She has led a tenuous minority government since her parliamentary majority was diminished in a disappointing 2010 election. Although she beat back a leadership challenge from Mr. Rudd early in 2012, she has since slid in the polls against Tony Abbott, the leader of the opposition Liberal-National coalition. Despite Mr. Rudd's insistence that he would not challenge Ms. Gillard again for the leadership, his supporters had been actively canvassing the party for votes should his name be put forward during a ballot like the one held Thursday.

Ms. Gillard is seen by many within the party as an ineffective campaigner who is unlikely to deliver a victory in the Sept. 14 elections. Supporters of Mr. Rudd, like Mr. Crean, had seemed confident earlier in the day.

"Something needs to be done to break this deadlock," Mr. Crean said at a hastily assembled news conference in the capital, Canberra. …

The rest of this article is only available to active members of Questia

Already a member? Log in now.

Notes for this article

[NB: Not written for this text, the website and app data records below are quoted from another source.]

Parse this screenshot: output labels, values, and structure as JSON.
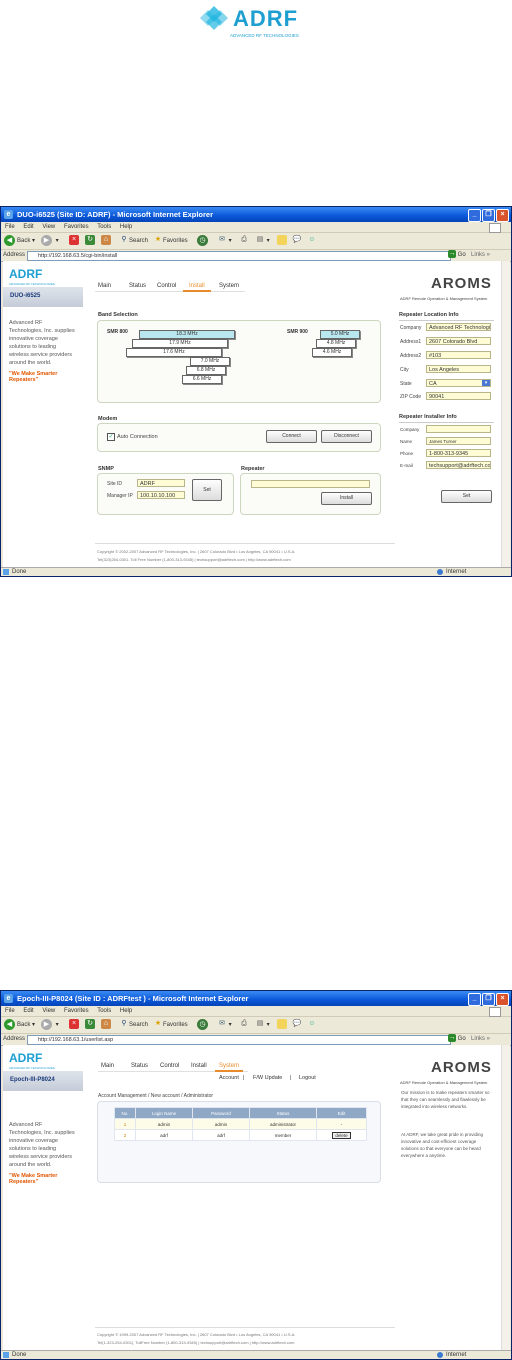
{
  "doc_logo": {
    "brand": "ADRF",
    "tagline": "ADVANCED RF TECHNOLOGIES"
  },
  "common": {
    "menu": [
      "File",
      "Edit",
      "View",
      "Favorites",
      "Tools",
      "Help"
    ],
    "toolbar": {
      "back": "Back",
      "search": "Search",
      "favorites": "Favorites"
    },
    "address_label": "Address",
    "go": "Go",
    "links": "Links",
    "status_done": "Done",
    "status_zone": "Internet",
    "brand": "ADRF",
    "brand_sub": "ADVANCED RF TECHNOLOGIES",
    "aroms": "AROMS",
    "aroms_sub": "ADRF Remote Operation & Management System",
    "left_text": "Advanced RF Technologies, Inc. supplies innovative coverage solutions to leading wireless service providers around the world.",
    "slogan": "\"We Make Smarter Repeaters\"",
    "tabs": [
      "Main",
      "Status",
      "Control",
      "Install",
      "System"
    ]
  },
  "shot1": {
    "window_title": "DUO-i6525 (Site ID: ADRF) - Microsoft Internet Explorer",
    "url": "http://192.168.63.5/cgi-bin/install",
    "site": "DUO-i6525",
    "active_tab": "Install",
    "band_selection": "Band Selection",
    "smr800_label": "SMR 800",
    "smr800_bands": [
      "18.3 MHz",
      "17.9 MHz",
      "17.6 MHz",
      "7.0 MHz",
      "6.8 MHz",
      "6.6 MHz"
    ],
    "smr900_label": "SMR 900",
    "smr900_bands": [
      "5.0 MHz",
      "4.8 MHz",
      "4.6 MHz"
    ],
    "modem": "Modem",
    "auto_connection": "Auto Connection",
    "connect": "Connect",
    "disconnect": "Disconnect",
    "snmp": "SNMP",
    "site_id_label": "Site ID",
    "site_id_value": "ADRF",
    "manager_ip_label": "Manager IP",
    "manager_ip_value": "100.10.10.100",
    "set": "Set",
    "repeater": "Repeater",
    "install": "Install",
    "location_title": "Repeater Location Info",
    "location_fields": [
      {
        "label": "Company",
        "value": "Advanced RF Technologies"
      },
      {
        "label": "Address1",
        "value": "2607 Colorado Blvd"
      },
      {
        "label": "Address2",
        "value": "#103"
      },
      {
        "label": "City",
        "value": "Los Angeles"
      },
      {
        "label": "State",
        "value": "CA"
      },
      {
        "label": "ZIP Code",
        "value": "90041"
      }
    ],
    "installer_title": "Repeater Installer Info",
    "installer_fields": [
      {
        "label": "Company",
        "value": ""
      },
      {
        "label": "Name",
        "value": "James Turner"
      },
      {
        "label": "Phone",
        "value": "1-800-313-9345"
      },
      {
        "label": "E-mail",
        "value": "techsupport@adrftech.com"
      }
    ],
    "footer1": "Copyright © 2002-2007 Advanced RF Technologies, Inc. | 2607 Colorado Blvd • Los Angeles, CA 90041 • U.S.A.",
    "footer2": "Tel(323)254-0301. Toll Free Number (1-800-313-9345) | techsupport@adrftech.com | http://www.adrftech.com"
  },
  "shot2": {
    "window_title": "Epoch-III-P8024 (Site ID : ADRFtest ) - Microsoft Internet Explorer",
    "url": "http://192.168.63.1/userlist.asp",
    "site": "Epoch-III-P8024",
    "active_tab": "System",
    "subnav": [
      "Account",
      "F/W Update",
      "Logout"
    ],
    "breadcrumb": "Account Management / New account / Administrator",
    "table_headers": [
      "No.",
      "Login Name",
      "Password",
      "Status",
      "Edit"
    ],
    "rows": [
      [
        "1",
        "admin",
        "admin",
        "administrator",
        "-"
      ],
      [
        "2",
        "adrf",
        "adrf",
        "member",
        "delete"
      ]
    ],
    "mission1": "Our mission is to make repeaters smarter so that they can seamlessly and flawlessly be integrated into wireless networks.",
    "mission2": "At ADRF, we take great pride in providing innovative and cost-efficient coverage solutions so that everyone can be heard everywhere a anytime.",
    "footer1": "Copyright © 1999-2007 Advanced RF Technologies, Inc. | 2607 Colorado Blvd • Los Angeles, CA 90041 • U.S.A.",
    "footer2": "Tel(1-323-254-0301), TollFree Number (1-800-313-9345) | techsupport@adrftech.com | http://www.adrftech.com"
  }
}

Add a new note
If you are trying to select text to create highlights or citations, remember that you must now click or tap on the first word, and then click or tap on the last word.
One moment ...
Default project is now your active project.
Project items
Notes
Cite this article

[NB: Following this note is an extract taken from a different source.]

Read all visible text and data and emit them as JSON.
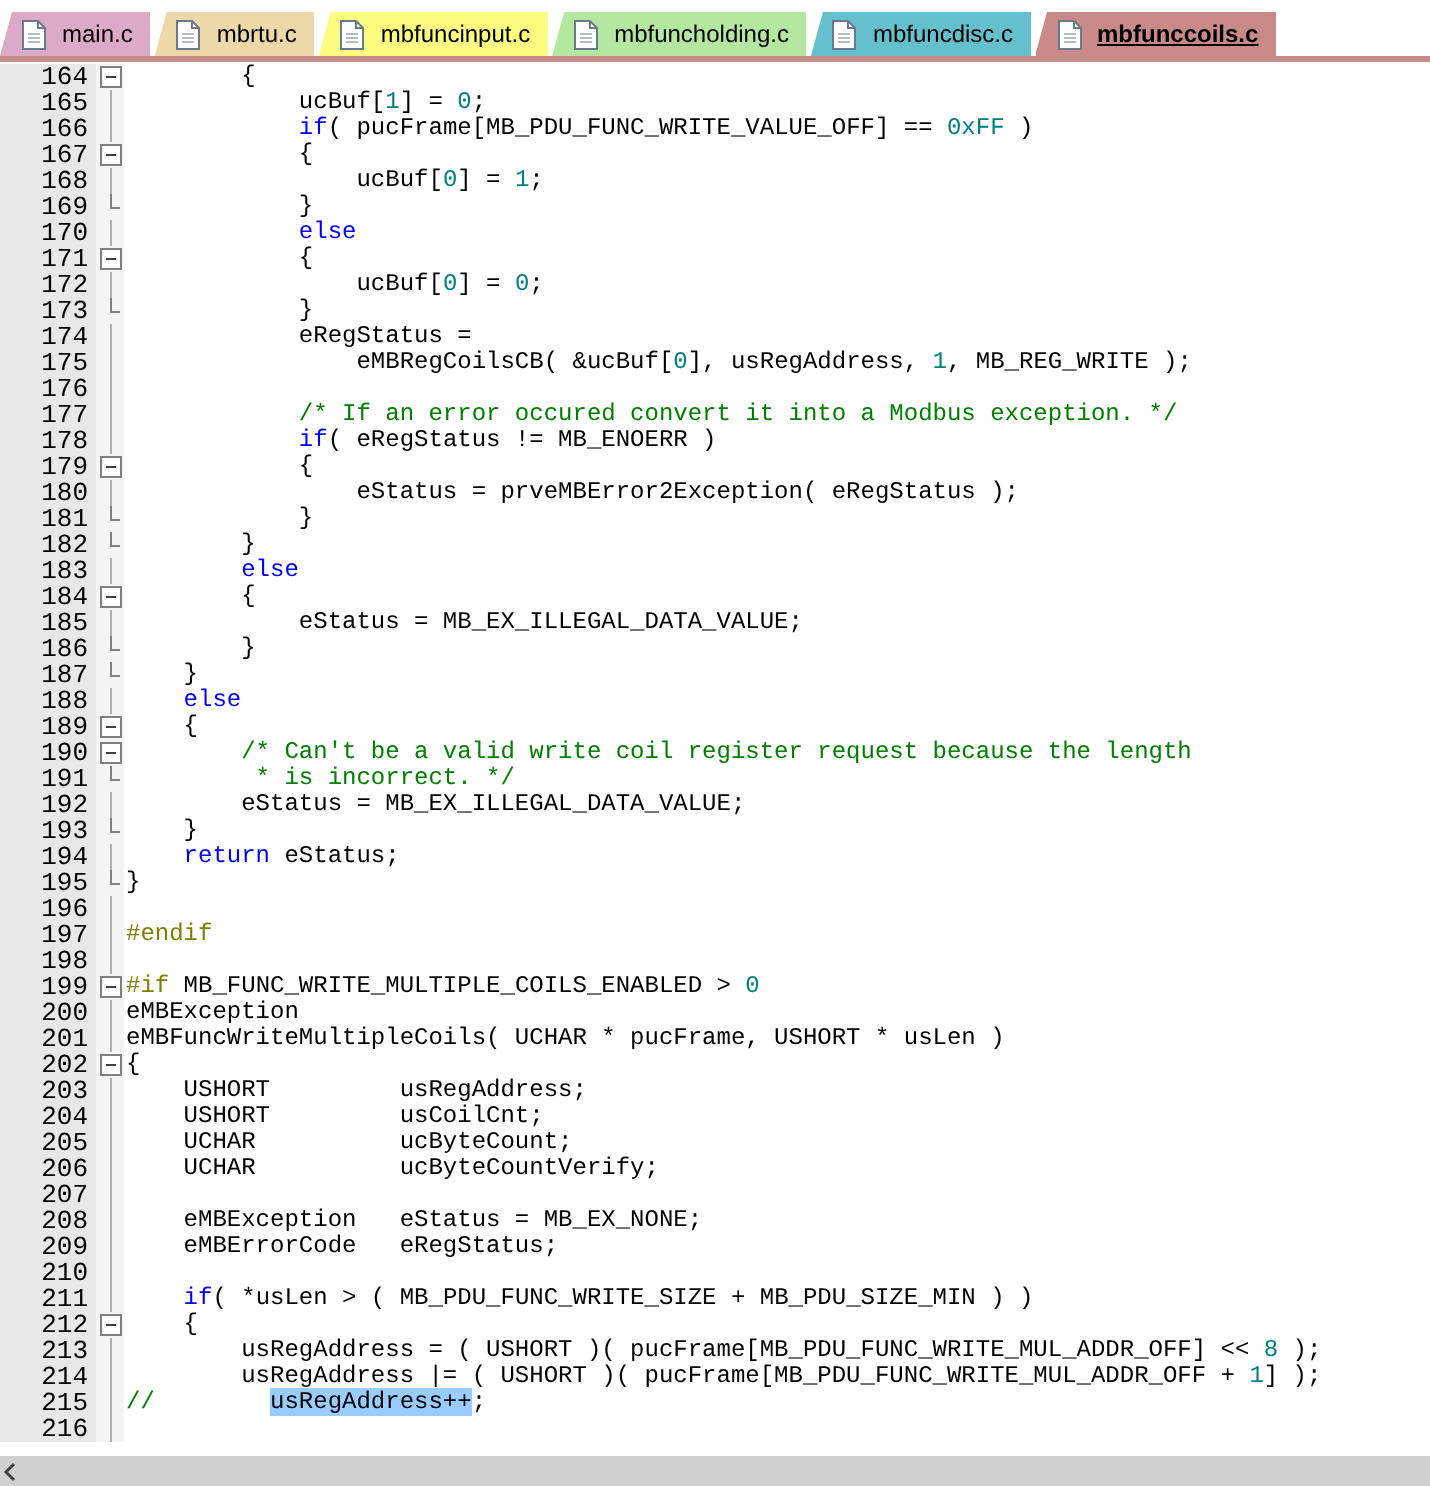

Cited article

Style
Citations are available only to our active members.
Buy instant access to cite pages or passages in MLA 8, MLA 7, APA and Chicago citation styles.

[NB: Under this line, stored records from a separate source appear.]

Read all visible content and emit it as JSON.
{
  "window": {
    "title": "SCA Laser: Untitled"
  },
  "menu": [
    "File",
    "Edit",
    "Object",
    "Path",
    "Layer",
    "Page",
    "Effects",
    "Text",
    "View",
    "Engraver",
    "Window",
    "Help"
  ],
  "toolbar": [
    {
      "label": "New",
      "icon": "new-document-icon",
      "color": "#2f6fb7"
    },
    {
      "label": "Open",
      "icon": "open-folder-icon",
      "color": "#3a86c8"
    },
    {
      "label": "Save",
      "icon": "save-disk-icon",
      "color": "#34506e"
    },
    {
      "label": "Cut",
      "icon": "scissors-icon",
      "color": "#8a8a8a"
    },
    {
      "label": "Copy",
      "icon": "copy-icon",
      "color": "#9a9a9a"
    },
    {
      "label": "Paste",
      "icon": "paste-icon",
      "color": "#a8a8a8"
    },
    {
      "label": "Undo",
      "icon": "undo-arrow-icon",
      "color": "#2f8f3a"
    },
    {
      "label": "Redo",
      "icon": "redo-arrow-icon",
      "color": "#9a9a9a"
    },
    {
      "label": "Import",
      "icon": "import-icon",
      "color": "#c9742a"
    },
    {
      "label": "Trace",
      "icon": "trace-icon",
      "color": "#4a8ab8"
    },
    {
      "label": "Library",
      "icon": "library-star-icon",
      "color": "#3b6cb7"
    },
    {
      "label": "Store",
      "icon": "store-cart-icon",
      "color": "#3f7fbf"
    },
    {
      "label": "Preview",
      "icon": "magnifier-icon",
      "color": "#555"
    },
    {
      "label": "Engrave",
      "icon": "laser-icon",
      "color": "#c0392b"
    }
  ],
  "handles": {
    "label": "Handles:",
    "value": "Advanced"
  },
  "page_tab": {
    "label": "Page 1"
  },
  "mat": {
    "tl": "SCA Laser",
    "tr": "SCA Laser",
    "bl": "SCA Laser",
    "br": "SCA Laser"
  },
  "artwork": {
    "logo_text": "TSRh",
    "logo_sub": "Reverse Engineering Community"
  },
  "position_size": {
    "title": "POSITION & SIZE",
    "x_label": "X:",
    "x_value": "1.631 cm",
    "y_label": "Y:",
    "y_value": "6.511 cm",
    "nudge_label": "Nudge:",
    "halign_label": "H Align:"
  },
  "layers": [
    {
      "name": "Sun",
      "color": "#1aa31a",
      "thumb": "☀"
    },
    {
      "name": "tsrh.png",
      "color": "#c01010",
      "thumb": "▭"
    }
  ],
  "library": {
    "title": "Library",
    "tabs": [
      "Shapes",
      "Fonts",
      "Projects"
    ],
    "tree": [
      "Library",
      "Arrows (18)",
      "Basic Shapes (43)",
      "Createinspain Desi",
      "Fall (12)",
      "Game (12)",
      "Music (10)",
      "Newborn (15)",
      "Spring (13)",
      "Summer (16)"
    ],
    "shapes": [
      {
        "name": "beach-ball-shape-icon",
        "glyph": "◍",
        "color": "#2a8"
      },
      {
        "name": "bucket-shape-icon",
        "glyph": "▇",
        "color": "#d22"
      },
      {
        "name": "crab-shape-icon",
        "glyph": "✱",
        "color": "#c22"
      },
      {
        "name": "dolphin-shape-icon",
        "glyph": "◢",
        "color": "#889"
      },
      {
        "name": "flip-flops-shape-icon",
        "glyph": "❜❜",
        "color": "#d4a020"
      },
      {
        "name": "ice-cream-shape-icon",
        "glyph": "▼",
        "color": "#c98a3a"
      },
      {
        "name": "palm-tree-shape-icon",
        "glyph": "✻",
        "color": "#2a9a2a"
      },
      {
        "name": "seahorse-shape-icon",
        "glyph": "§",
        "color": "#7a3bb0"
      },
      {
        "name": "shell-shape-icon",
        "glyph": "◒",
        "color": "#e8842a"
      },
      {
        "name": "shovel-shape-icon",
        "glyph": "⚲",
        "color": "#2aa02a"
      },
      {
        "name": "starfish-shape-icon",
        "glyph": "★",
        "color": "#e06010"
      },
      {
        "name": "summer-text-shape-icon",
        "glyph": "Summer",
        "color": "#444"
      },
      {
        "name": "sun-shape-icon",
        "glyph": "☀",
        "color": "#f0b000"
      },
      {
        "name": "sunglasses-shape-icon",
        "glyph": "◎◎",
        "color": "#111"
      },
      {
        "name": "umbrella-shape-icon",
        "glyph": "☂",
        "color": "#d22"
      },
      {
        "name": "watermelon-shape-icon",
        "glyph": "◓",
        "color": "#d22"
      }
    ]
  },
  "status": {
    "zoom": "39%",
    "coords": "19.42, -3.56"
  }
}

(Einhorn, 1992, p. 25)

(Einhorn 25)

(Einhorn 25)

1. Lois J. Einhorn, Abraham Lincoln, the Orator: Penetrating the Lincoln Legend (Westport, CT: Greenwood Press, 1992), 25, http://www.questia.com/read/27419298.

Note: primary sources have slightly different requirements for citation. Please see these guidelines for more information.

Cited article

Move to Oust Australian Premier Fails on Party Vote ; Gillard Keeps Her Post after Her Predecessor Decides Not to Run
Settings

Settings

Typeface
Text size Smaller Larger Reset View mode
Search within

Search within this article

Look up

Look up a word

  • Dictionary
  • Thesaurus
Please submit a word or phrase above.
Print this page

Print this page

Why can't I print more than one page at a time?

Help
Full screen
Items saved from this article
  • Highlights & Notes
  • Citations
Some of your highlights are legacy items.

Highlights saved before July 30, 2012 will not be displayed on their respective source pages.

You can easily re-create the highlights by opening the book page or article, selecting the text, and clicking “Highlight.”

matching results for page

    Questia reader help

    How to highlight and cite specific passages

    1. Click or tap the first word you want to select.
    2. Click or tap the last word you want to select, and you’ll see everything in between get selected.
    3. You’ll then get a menu of options like creating a highlight or a citation from that passage of text.

    OK, got it!

    Cited passage

    Style
    Citations are available only to our active members.
    Buy instant access to cite pages or passages in MLA 8, MLA 7, APA and Chicago citation styles.

    "Portraying himself as an honest, ordinary person helped Lincoln identify with his audiences." (Einhorn, 1992, p. 25).

    "Portraying himself as an honest, ordinary person helped Lincoln identify with his audiences." (Einhorn 25)

    "Portraying himself as an honest, ordinary person helped Lincoln identify with his audiences." (Einhorn 25)

    "Portraying himself as an honest, ordinary person helped Lincoln identify with his audiences."1

    1. Lois J. Einhorn, Abraham Lincoln, the Orator: Penetrating the Lincoln Legend (Westport, CT: Greenwood Press, 1992), 25, http://www.questia.com/read/27419298.

    Cited passage

    Thanks for trying Questia!

    Please continue trying out our research tools, but please note, full functionality is available only to our active members.

    Your work will be lost once you leave this Web page.

    Buy instant access to save your work.

    Already a member? Log in now.

    Search by... Author
    Show... All Results Primary Sources Peer-reviewed

    Oops!

    An unknown error has occurred. Please click the button below to reload the page. If the problem persists, please try again in a little while.